Their first discovery was that the gut mycobiome, which is the collective genome of fungi in the gut, varied dramatically between mice from different suppliers.

However, when the researchers analyzed fungi in the food pellets provided by the suppliers and those in the pellets they used in their own experiments, they found no evidence to suggest that these were a major source of the fungi in the animals’ guts.

This strongly suggests that the fungi were permanent residents in their intestines.

Next, they discovered that when the animals ate a processed diet, it reduced the diversity of fungi living in their jejunum, compared with the normal diet.

This, in turn, correlated with unhealthy changes in the metabolisms of male mice. There were increases in the amount of fat deposited in their livers, for example.

In addition, changes in the mycobiome in response to a processed diet were linked to increases in serum levels of triglycerides and various hormones involved in metabolism, including insulin, leptin, and ghrelin.

Leptin helps regulate the amount of body fat, whereas ghrelin boosts appetite.

Specifically, increases in these markers of unhealthy metabolism correlated with increased abundance of a fungal genus called Thermomyces and decreased abundance of another genus, called Saccharomyces.

The researchers have published their results in the journal Communications Biology.

Summarizing their findings, the study authors write:

“We show that the gut mycobiome of healthy mice is shaped by the environment, including diet, and significantly correlates with metabolic outcomes. We demonstrate that exposure to processed diet leads to persistent differences in fungal communities that significantly associate with differential deposition of body mass in male mice compared [with] mice fed standardized diet.”

The authors note that other researchers who study the microbiome and its effects on health often only analyze bacteria in fecal samples.

By ignoring the abundance and diversity of fungi in the gut, they may overlook an important hidden variable that contributes to their results.

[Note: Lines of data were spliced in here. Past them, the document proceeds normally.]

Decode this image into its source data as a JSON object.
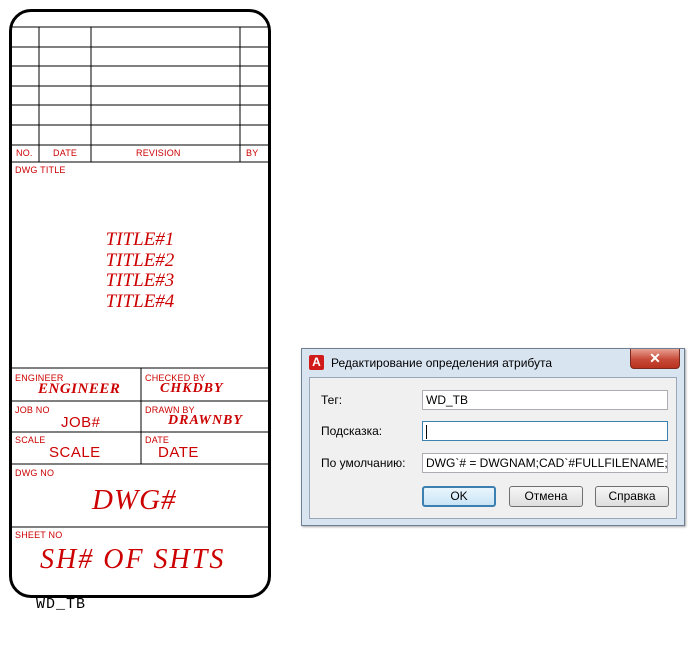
{
  "title_block": {
    "revision_header": {
      "no": "NO.",
      "date": "DATE",
      "revision": "REVISION",
      "by": "BY"
    },
    "dwg_title_label": "DWG TITLE",
    "titles": [
      "TITLE#1",
      "TITLE#2",
      "TITLE#3",
      "TITLE#4"
    ],
    "engineer_label": "ENGINEER",
    "engineer_value": "ENGINEER",
    "checked_label": "CHECKED BY",
    "checked_value": "CHKDBY",
    "job_label": "JOB NO",
    "job_value": "JOB#",
    "drawn_label": "DRAWN BY",
    "drawn_value": "DRAWNBY",
    "scale_label": "SCALE",
    "scale_value": "SCALE",
    "date_label": "DATE",
    "date_value": "DATE",
    "dwgno_label": "DWG NO",
    "dwgno_value": "DWG#",
    "sheet_label": "SHEET NO",
    "sheet_value": "SH# OF SHTS",
    "caption": "WD_TB",
    "color": "#cc0000"
  },
  "dialog": {
    "title": "Редактирование определения атрибута",
    "close_symbol": "✕",
    "app_icon_letter": "A",
    "fields": {
      "tag_label": "Тег:",
      "tag_value": "WD_TB",
      "prompt_label": "Подсказка:",
      "prompt_value": "",
      "default_label": "По умолчанию:",
      "default_value": "DWG`# = DWGNAM;CAD`#FULLFILENAME;SH"
    },
    "buttons": {
      "ok": "OK",
      "cancel": "Отмена",
      "help": "Справка"
    }
  }
}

One limitation of the new study was that it only revealed correlations between diet, fungi, and metabolism, rather than direct, causal links. There is a possibility that diet drives changes in bacterial communities, for example, which can, in turn, influence metabolism and the mycobiome.